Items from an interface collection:
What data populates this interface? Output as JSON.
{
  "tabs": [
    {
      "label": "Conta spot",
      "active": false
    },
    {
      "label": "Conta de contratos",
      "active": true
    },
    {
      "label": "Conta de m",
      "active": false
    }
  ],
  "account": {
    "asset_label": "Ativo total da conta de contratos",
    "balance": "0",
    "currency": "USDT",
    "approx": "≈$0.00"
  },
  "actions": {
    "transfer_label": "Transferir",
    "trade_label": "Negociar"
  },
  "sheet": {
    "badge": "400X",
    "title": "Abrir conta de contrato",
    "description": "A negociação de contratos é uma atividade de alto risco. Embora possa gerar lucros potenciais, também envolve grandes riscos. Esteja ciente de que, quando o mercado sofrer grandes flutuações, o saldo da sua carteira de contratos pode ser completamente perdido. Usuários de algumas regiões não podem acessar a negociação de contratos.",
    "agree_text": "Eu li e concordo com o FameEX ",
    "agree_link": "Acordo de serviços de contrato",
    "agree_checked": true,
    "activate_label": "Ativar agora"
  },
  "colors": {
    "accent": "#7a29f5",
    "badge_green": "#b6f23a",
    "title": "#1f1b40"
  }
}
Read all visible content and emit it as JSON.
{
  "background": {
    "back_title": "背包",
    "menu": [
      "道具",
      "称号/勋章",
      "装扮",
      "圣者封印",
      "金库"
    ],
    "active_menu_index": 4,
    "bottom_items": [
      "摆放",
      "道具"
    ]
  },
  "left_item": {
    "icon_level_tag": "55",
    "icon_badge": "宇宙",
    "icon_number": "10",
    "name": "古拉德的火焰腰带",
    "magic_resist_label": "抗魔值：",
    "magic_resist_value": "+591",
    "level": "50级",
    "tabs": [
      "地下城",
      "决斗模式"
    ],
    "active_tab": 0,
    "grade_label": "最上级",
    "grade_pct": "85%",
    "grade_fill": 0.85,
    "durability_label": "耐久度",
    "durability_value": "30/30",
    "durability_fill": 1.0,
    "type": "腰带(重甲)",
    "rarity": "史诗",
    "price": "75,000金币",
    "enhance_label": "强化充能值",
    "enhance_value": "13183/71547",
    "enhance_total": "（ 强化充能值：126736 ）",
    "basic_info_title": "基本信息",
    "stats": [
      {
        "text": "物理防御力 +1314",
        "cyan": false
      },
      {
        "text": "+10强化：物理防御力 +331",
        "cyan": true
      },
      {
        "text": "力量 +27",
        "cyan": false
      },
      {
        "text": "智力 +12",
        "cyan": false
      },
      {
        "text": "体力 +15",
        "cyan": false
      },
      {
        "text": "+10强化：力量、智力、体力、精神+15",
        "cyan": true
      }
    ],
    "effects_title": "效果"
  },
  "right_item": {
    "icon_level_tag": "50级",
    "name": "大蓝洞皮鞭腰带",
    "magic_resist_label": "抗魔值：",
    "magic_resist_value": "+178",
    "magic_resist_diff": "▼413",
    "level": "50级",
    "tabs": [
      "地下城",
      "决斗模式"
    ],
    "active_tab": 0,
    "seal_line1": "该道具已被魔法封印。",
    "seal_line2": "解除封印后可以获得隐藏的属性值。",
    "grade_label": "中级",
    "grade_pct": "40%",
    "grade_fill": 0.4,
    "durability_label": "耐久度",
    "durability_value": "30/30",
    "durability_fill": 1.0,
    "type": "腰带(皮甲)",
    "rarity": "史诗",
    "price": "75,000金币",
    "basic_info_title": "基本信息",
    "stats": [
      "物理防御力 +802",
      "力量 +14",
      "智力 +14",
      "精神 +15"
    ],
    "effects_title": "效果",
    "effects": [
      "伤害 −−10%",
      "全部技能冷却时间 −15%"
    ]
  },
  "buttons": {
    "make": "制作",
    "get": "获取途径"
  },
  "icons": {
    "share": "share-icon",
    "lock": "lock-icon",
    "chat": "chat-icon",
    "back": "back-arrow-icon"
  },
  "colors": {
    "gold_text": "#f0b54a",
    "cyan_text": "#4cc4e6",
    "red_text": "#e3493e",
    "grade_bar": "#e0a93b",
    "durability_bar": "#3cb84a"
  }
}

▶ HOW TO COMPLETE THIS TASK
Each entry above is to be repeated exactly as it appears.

▶ REPLY TO THE EXERCISE
What data populates this interface? Output as JSON.
{
  "tabs": [
    {
      "label": "Conta spot",
      "active": false
    },
    {
      "label": "Conta de contratos",
      "active": true
    },
    {
      "label": "Conta de m",
      "active": false
    }
  ],
  "account": {
    "asset_label": "Ativo total da conta de contratos",
    "balance": "0",
    "currency": "USDT",
    "approx": "≈$0.00"
  },
  "actions": {
    "transfer_label": "Transferir",
    "trade_label": "Negociar"
  },
  "sheet": {
    "badge": "400X",
    "title": "Abrir conta de contrato",
    "description": "A negociação de contratos é uma atividade de alto risco. Embora possa gerar lucros potenciais, também envolve grandes riscos. Esteja ciente de que, quando o mercado sofrer grandes flutuações, o saldo da sua carteira de contratos pode ser completamente perdido. Usuários de algumas regiões não podem acessar a negociação de contratos.",
    "agree_text": "Eu li e concordo com o FameEX ",
    "agree_link": "Acordo de serviços de contrato",
    "agree_checked": true,
    "activate_label": "Ativar agora"
  },
  "colors": {
    "accent": "#7a29f5",
    "badge_green": "#b6f23a",
    "title": "#1f1b40"
  }
}
Read all visible content and emit it as JSON.
{
  "background": {
    "back_title": "背包",
    "menu": [
      "道具",
      "称号/勋章",
      "装扮",
      "圣者封印",
      "金库"
    ],
    "active_menu_index": 4,
    "bottom_items": [
      "摆放",
      "道具"
    ]
  },
  "left_item": {
    "icon_level_tag": "55",
    "icon_badge": "宇宙",
    "icon_number": "10",
    "name": "古拉德的火焰腰带",
    "magic_resist_label": "抗魔值：",
    "magic_resist_value": "+591",
    "level": "50级",
    "tabs": [
      "地下城",
      "决斗模式"
    ],
    "active_tab": 0,
    "grade_label": "最上级",
    "grade_pct": "85%",
    "grade_fill": 0.85,
    "durability_label": "耐久度",
    "durability_value": "30/30",
    "durability_fill": 1.0,
    "type": "腰带(重甲)",
    "rarity": "史诗",
    "price": "75,000金币",
    "enhance_label": "强化充能值",
    "enhance_value": "13183/71547",
    "enhance_total": "（ 强化充能值：126736 ）",
    "basic_info_title": "基本信息",
    "stats": [
      {
        "text": "物理防御力 +1314",
        "cyan": false
      },
      {
        "text": "+10强化：物理防御力 +331",
        "cyan": true
      },
      {
        "text": "力量 +27",
        "cyan": false
      },
      {
        "text": "智力 +12",
        "cyan": false
      },
      {
        "text": "体力 +15",
        "cyan": false
      },
      {
        "text": "+10强化：力量、智力、体力、精神+15",
        "cyan": true
      }
    ],
    "effects_title": "效果"
  },
  "right_item": {
    "icon_level_tag": "50级",
    "name": "大蓝洞皮鞭腰带",
    "magic_resist_label": "抗魔值：",
    "magic_resist_value": "+178",
    "magic_resist_diff": "▼413",
    "level": "50级",
    "tabs": [
      "地下城",
      "决斗模式"
    ],
    "active_tab": 0,
    "seal_line1": "该道具已被魔法封印。",
    "seal_line2": "解除封印后可以获得隐藏的属性值。",
    "grade_label": "中级",
    "grade_pct": "40%",
    "grade_fill": 0.4,
    "durability_label": "耐久度",
    "durability_value": "30/30",
    "durability_fill": 1.0,
    "type": "腰带(皮甲)",
    "rarity": "史诗",
    "price": "75,000金币",
    "basic_info_title": "基本信息",
    "stats": [
      "物理防御力 +802",
      "力量 +14",
      "智力 +14",
      "精神 +15"
    ],
    "effects_title": "效果",
    "effects": [
      "伤害 −−10%",
      "全部技能冷却时间 −15%"
    ]
  },
  "buttons": {
    "make": "制作",
    "get": "获取途径"
  },
  "icons": {
    "share": "share-icon",
    "lock": "lock-icon",
    "chat": "chat-icon",
    "back": "back-arrow-icon"
  },
  "colors": {
    "gold_text": "#f0b54a",
    "cyan_text": "#4cc4e6",
    "red_text": "#e3493e",
    "grade_bar": "#e0a93b",
    "durability_bar": "#3cb84a"
  }
}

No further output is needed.